Although, Doggett’s office did not confirm whether the congressman would draft legislation to mandate telehealth coverage in private insurance policies, Stotesbery told KXAN the congressman “strongly supports” any legislation to require the visits be covered by private insurers.
Blue Cross Blue Shield’s Response
When we left Samantha last week, she didn’t project much hope for getting her problems with BCBS corrected. As of this report, she’s still awaiting word from the insurance giant on whether she’d be covered for telehealth visits with her therapist.
It’s now three weeks without an answer.
We asked BCBS of Texas about the claim denials. The insurer, through a spokeswoman, issued the following statement:
“Blue Cross and Blue Shield of Texas is waiving co-payments, deductibles, and coinsurance for covered in-network medical and behavioral health services delivered via telemedicine. This applies to all members who have state-regulated plans and members with employer-funded health plans unless their employer chooses not to provide telehealth services for its employees,” Laura Tolley wrote to KXAN.
Tolley suggested providers go to the insurer’s website to find out about reimbursements and billings.

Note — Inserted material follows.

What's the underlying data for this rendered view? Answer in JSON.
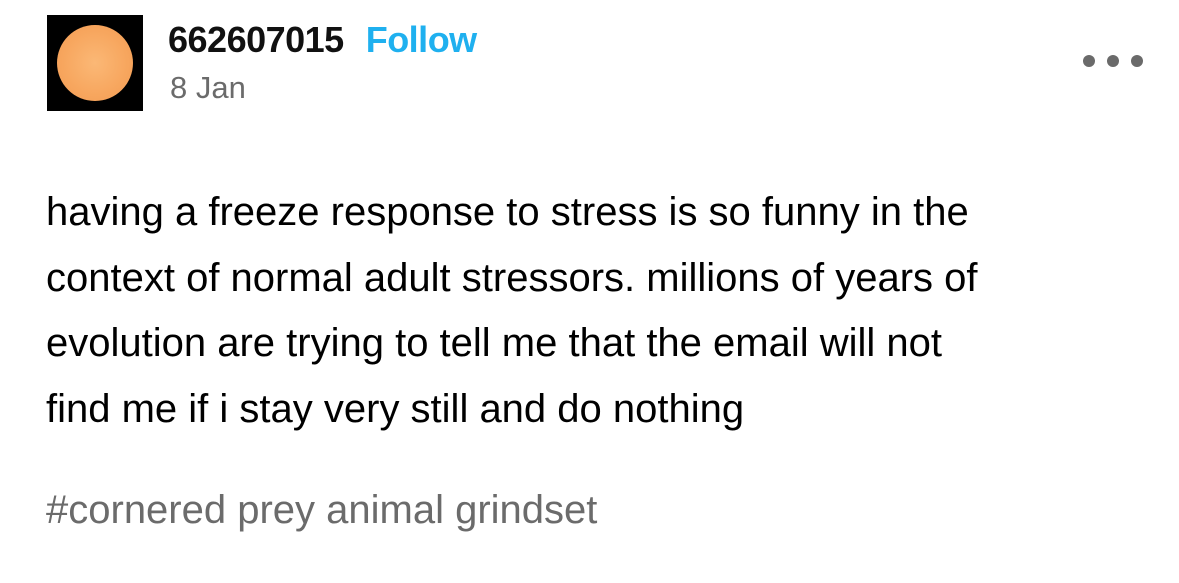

Anita Robertson’s tried that, as well. So has Samantha.
“Unfortunately, their web site is rather vague and honestly, it’s not useful at all,” Samantha said. “It really does not need to be this complicated and there’s so much more harm that can be done for everything that the shelter in place is doing, for all the recommendations, that it doesn’t make sense to me why there’s so many barriers in place.”
BCBS also suggested its customers can “…access telehealth through providers who offer the service through telephone and/or video consultations or through their Virtual Visits (MD Live) benefit,” Tolley wrote in her statement.
Robertson and other providers we spoke with for this investigation all confirmed a 90-day wait to be credentialed by BCBS for this service under normal circumstances.
We asked Tolley clarifying questions concerning Samantha’s case, in particular. Although she couldn’t provide any specific answers citing privacy laws, Tolley told KXAN that BCBS “stands by our statement.”
Tolley, who seemed confused as to why Samantha was being denied coverage—suggesting at one point in the call that it was Samantha’s employer who was denying the telehealth therapy claims—asked that we send the company Samantha’s contact information so BCBS could look into the problems.
Samantha agreed and we passed along the information on Monday. Samantha did not hear directly from BCBS, but told KXAN late Tuesday that the insurer informed her employer that “Now until at last 4/30/2020, member cost-sharing for covered, medically necessary medical and behavioral health services delivered via telemedicine or telehealth by a qualified in-network provider is a covered benefit. “
“We’ll see if they follow through,” Samantha told KXAN.